"You can say, 'Wow, I am part of something. I am part of a movement,' when I thought it was me and my girlfriends in a room. And so, I'm going to walk away tonight thinking 'Wow,'" said another student.

That hasn't silenced the critics who think the women's movement has lost momentum.

Does she think the women's movement has lost a lot of power in the last 30 years?

"No, but I think that we've lost a lot of elections," she answers.

But isn't that the same thing?

"Not really. Let's make a distinction between public opinion polls and elections. Public opinion polls are very good on all the issues of special concern to women."

A CBS News poll appears to bear her out. A full 65% of all American women today say they are feminists who believe in social, political and economic equality of the sexes.

Women have changed, and so has Gloria Steinem. The woman who once thought marriage was demeaning has had a change of heart.

Gloria Steinem got married to human rights activist David Bale. She wore jeans to the wedding, with a flower in her hair.

Did she shock herself a little bit?

"Oh, I did. Absolutely. Yeah. We shocked ourselves, both of us. Neither one of us thought that we wanted to get married."

So what was it about Bale that made her say, 'I'm going to marry this guy'?

"It was something about me. I think. First of all, I was 66 years old. I was who I was.

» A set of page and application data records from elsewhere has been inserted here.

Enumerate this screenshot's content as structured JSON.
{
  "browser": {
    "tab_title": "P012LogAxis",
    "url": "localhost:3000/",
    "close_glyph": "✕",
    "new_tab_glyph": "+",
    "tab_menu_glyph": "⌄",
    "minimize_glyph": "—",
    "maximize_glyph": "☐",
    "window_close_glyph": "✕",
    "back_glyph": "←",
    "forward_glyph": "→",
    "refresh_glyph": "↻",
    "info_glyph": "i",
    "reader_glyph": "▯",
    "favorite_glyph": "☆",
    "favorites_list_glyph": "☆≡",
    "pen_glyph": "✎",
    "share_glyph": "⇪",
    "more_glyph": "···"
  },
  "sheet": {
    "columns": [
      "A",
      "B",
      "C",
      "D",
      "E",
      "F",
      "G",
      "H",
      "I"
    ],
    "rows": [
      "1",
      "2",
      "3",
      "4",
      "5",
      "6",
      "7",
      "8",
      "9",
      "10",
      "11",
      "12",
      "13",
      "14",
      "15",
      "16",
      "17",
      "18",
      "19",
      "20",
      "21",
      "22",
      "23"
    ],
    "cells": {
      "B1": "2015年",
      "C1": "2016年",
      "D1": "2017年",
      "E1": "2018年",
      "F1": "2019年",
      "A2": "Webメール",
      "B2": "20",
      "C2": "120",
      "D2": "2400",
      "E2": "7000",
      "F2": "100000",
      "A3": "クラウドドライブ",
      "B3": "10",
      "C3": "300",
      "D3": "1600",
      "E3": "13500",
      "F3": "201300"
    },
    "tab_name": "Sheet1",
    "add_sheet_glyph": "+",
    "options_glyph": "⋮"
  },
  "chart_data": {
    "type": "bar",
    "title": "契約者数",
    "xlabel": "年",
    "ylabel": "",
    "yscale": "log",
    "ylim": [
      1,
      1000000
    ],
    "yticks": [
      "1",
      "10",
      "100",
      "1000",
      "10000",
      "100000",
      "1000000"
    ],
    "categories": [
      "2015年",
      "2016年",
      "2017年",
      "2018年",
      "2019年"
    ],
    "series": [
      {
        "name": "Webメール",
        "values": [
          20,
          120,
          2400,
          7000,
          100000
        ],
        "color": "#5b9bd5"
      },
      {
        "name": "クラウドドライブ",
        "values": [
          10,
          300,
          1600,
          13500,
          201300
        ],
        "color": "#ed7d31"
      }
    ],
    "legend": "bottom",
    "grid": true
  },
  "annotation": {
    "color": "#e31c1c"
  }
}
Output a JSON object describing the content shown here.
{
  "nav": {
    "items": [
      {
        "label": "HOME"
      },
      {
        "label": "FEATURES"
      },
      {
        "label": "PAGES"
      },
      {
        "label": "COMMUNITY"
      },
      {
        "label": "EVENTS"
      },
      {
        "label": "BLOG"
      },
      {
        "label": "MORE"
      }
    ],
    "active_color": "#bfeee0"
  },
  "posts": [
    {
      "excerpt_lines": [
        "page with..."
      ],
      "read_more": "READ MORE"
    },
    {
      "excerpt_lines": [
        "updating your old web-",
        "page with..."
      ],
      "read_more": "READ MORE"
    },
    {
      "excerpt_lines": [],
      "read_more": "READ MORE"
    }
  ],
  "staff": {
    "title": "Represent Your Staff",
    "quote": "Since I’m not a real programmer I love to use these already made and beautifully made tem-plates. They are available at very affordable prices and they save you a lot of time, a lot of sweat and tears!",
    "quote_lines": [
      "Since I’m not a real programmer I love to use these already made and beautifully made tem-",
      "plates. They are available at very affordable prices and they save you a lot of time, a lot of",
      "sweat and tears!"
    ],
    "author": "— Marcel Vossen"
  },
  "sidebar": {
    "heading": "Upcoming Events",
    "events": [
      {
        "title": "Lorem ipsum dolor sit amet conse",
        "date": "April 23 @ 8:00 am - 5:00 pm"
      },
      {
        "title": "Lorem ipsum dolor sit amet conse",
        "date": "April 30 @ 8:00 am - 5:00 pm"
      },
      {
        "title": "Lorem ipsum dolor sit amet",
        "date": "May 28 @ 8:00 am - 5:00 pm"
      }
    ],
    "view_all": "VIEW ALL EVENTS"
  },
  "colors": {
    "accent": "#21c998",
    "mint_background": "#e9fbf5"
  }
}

I no longer felt that I would have to give myself up in any way."

After waiting so long to marry, she was not prepared for what happened just three years later.

Her face changes when she talks about that. Three years after she married Bale, she lost him.

"I haven't got to that yet, actually, to thinking about losing him," she says. "I still see scenes in the hospital and things that happened to him in front of my face when I look at certain things."

Bale died after a year of fighting lymphoma of the brain.

"Maybe you never make peace with it," she says. "It just comes back. But it taught me an enormous amount. Even if I knew what was going to happen, I would have chosen to go through it with him."

She said once that losing her husband made her understand the difference between sadness and depression.

"Yes, because people would say to me, aren't you depressed? And I realized that in depression, nothing matters. And in sadness, everything matters. It makes everything poignant."

Today she lives alone, except for a stray dog that David and his son, actor Christian Bale, found on the streets of Los Angeles, and wonders, like we all do, where the time went.

"I can't believe it. It seems like someone else's age, not my age."